Words by Jordyn Brown, Photo provided by Creative Commons
The terrorist attacks that occurred on November 13th, 2015 will mark a day Paris will never forget. These events sent a shockwave through the entire world, even though all of us were unaware of the aftershock that would follow for the next year.
Since the initial attack on Paris there have been at least 10 confirmed terrorist attacks in the European Union. The frequency of these incidents mirrors the back-to-back wildfires Oregon experienced last year and spurring what The New York Times is calling “the summer of anxiety.”
This feeling of anxiety is tangible. It’s surrounding tourist spots like the Eiffel Tower and the Roman Colosseum. It’s pressed close to you as you ride the crowded metro for just a few blocks during busy hours. It’s an anxiety that is incomprehensible to many in the United States as they drive to work or walk to class, comfortably confident they will arrive safely. It is doubtful that an ocean away, the panic of coming face-to-face with a terror attack is on people’s minds daily.

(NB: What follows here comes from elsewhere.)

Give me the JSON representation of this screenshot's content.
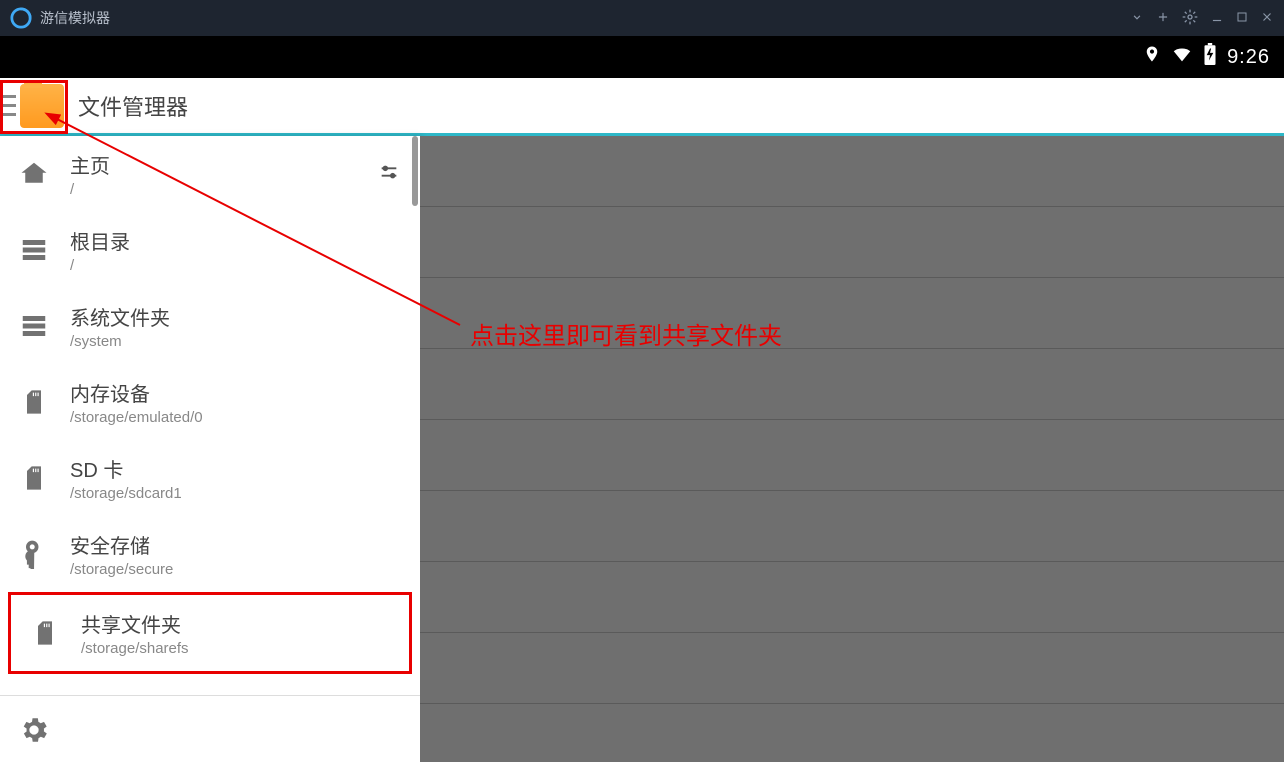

While they are entirely different events in our world’s history, these repeated attacks are as unrelenting as raging wildfires. Fueled by hatred and fear of one group and sparked by a complicated international political and social conflict, these began by spreading quietly and low to the ground until finally growing to the level they are at today. As we look forward, the question on many people’s minds is how exactly we are to extinguish these flames until these horrific events become mere ashes in the pages of our history books.
But for some, this summer will never be just a chapter. It is critical to remember that even from across the Atlantic Ocean, to many people in the U.S. these attacks were more than just a #PrayforParis tweet.
These attacks were family, and homelands. They meant seeing breaking news and American headlines, and waiting by the phone for a call that sometimes would never come. They meant preparing what to say when people inevitably would ask, “How was your summer?”
In other cases they meant disappointment at hardly any outpour of grief at all. A discussion has been posed in the wake of these events on the fact that there is a significant difference in the worldwide grief offered to countries like France or Germany than is offered after attacks in countries like Turkey, Bangladesh, or Saudi Arabia. It poses the question of why so many are willing to perk up and support some countries over others, and has been cause of frustration for many who have recognized this unbalance.
For Simon Stevens, a junior at the University of Oregon and member of the men’s tennis team, it was a moment of shock followed by a strange feeling of distance. Being originally from Belgium, Stevens was bombarded with notifications the morning after the terror attack in Brussels in March while travelling with the team.
“It was kind of weird because for a long long time we would only hear about those things on tv, but nothing ever happened here [in Belgium]. It was pretty safe,” says Stevens. “But then it happened here in Brussels and we thought, ‘Wow we’re not going to be safe anywhere.’”
Fortunately, many of those notifications were messages reporting the safety of his friends and family back home.
“It was kind of weird to be so far away,” says Stevens. “For example if i was at school here [in Belgium] they would have cancelled class and I would have been very affected. My life would have been really different, but [in Eugene] my life didn’t really change the next seven days, I still went to class.”
Stevens recalls the day of the incident being stuck in what he calls “a tennis bubble,” having to go on with the rest of his day and the match despite the incident back home, strangely straddling the line between here and there.
“Everyone was texting me if it was fine, and I just realized it was something bigger than Belgium,” he says.
But being that he was fortunately only secondhand affected, Stevens says what makes him most sad is these terror attacks in Brussels will be the only image people see when they think of his home country.
“We also have the beer, the french fries, the chocolate, you know?” he says.
As citizens of this U.S. melting pot, it may be difficult for us to fully comprehend the magnitude of impact these attacks have on the greater population. It can be easy to forget just how closely these hit to home for some, even if their home in Oregon is some 8,000 miles from home in Belgium.
Coming out of this “summer of anxiety,” and being United States citizens so far removed from the personal implications of this international conflict, we all have a responsibility to our fellow neighbors to extend compassion. As Westerners we are fortunate to not be in the center of this wave of attacks, but being that so many are not, it is the least we can do for those who may be secretly struggling to not be engulfed by its flames.